issues, and officials from the Ministry of Justice have also met the ambassador and his staff. In all these discussions, the British Government have emphasised that they are not in a position to discuss individual cases, which are a matter for the courts. We will continue to assist the Slovak authorities on this issue where possible.

Syria

Question

Asked by Lord Alton of Liverpool

To ask Her Majesty’s Government whether they have given assistance to the British medical charity, Hand in Hand for Syria, in delivering medical aid to victims of the conflict in Syria; and what medical relief they have been able to deliver to Syria thus far.[HL4026]

Baroness Northover: The UK has no current plans to provide humanitarian funding to Hand in Hand for Syria. The UK is a leading donor in Syria, providing £53.5 million to date. The majority of UK aid is channelled through the UN-led appeals in order to ensure a co-ordinated and prioritised response to the crisis, that meets the needs of as many people as possible.

The UK is providing medical support in Syria. In areas controlled by the Assad regime, UK support has already provided medical care to over 10,000 people. In contested areas, UK support has funded the specialised trauma training of over 250 doctors and helped establish a series of field hospitals, mobile clinics and 130 first aid points. To date, this support has enabled nearly 30,000 sick and wounded Syrians to receive medical care.

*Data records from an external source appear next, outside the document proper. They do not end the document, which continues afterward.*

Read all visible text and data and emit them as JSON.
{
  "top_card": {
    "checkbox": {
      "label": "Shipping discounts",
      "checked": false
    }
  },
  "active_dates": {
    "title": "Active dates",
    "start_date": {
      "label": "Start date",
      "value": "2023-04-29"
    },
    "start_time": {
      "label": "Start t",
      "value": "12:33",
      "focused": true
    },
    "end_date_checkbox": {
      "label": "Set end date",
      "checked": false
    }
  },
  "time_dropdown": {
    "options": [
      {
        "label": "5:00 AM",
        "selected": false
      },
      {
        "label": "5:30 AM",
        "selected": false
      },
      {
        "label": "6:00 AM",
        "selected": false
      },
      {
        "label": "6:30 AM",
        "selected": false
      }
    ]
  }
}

Voluntary Organisations: Healthcare

Question

Asked by Lord Taylor of Warwick

To ask Her Majesty’s Government what steps they will take to consult voluntary organisations such as the Women's Royal Voluntary Service about healthcare policy.[HL3967]

The Parliamentary Under-Secretary of State, Department of Health (Earl Howe): The department values and recognises the support and expertise that voluntary sector organisations and social enterprises can contribute. They have a vital role to play in improving health and wellbeing outcomes as providers of services, providing advocacy and voice and informing the development of health and social care policy.

The department has well-established working relationships with charities and voluntary organisations. Working with and consulting partners and stakeholders in the development of policy is a matter of routine and good practice.

The Voluntary Sector Strategic Partner Programme provides a departmental wide framework for systematic and accountable voluntary sector involvement in policy and programmes where charities may have specific insight and expertise to offer.

18 Dec 2012 : Column WA299

In addition, many condition specific and patient group charities lend their support in specific policy areas.

Young People: Self-harm and Suicide

Question

Asked by Lord Storey

To ask Her Majesty’s Government what steps they are taking to reduce the number of instances of self-harm and suicide attempts amongst young people.[HL3976]

The Parliamentary Under-Secretary of State, Department of Health (Earl Howe): Our Suicide Prevention Strategy, launched in September, identifies children and young people as a group for whom a tailored approach to mental health is needed in order to reduce their suicide risk.

18 Dec 2012 : Column WA300

We have made it clear that mental and physical health have to be seen as equally important. This means that public health approaches to promote mental well-being and so prevent poor mental health, as well as effective services, are critically important. This is why the Government are funding the development of an e-portal for children and young people's mental health, to support all those working with children to understand the importance of good mental health and have skills to help build it. It is also why we are rolling out a programme to improve access to psychological services across the country. For services, it also means effectively managing mental health aspects in line with the National Institute for Health and Clinical Excellence guidance on self harm, published in 2004, when young people who have self-harmed come to accident and emergency.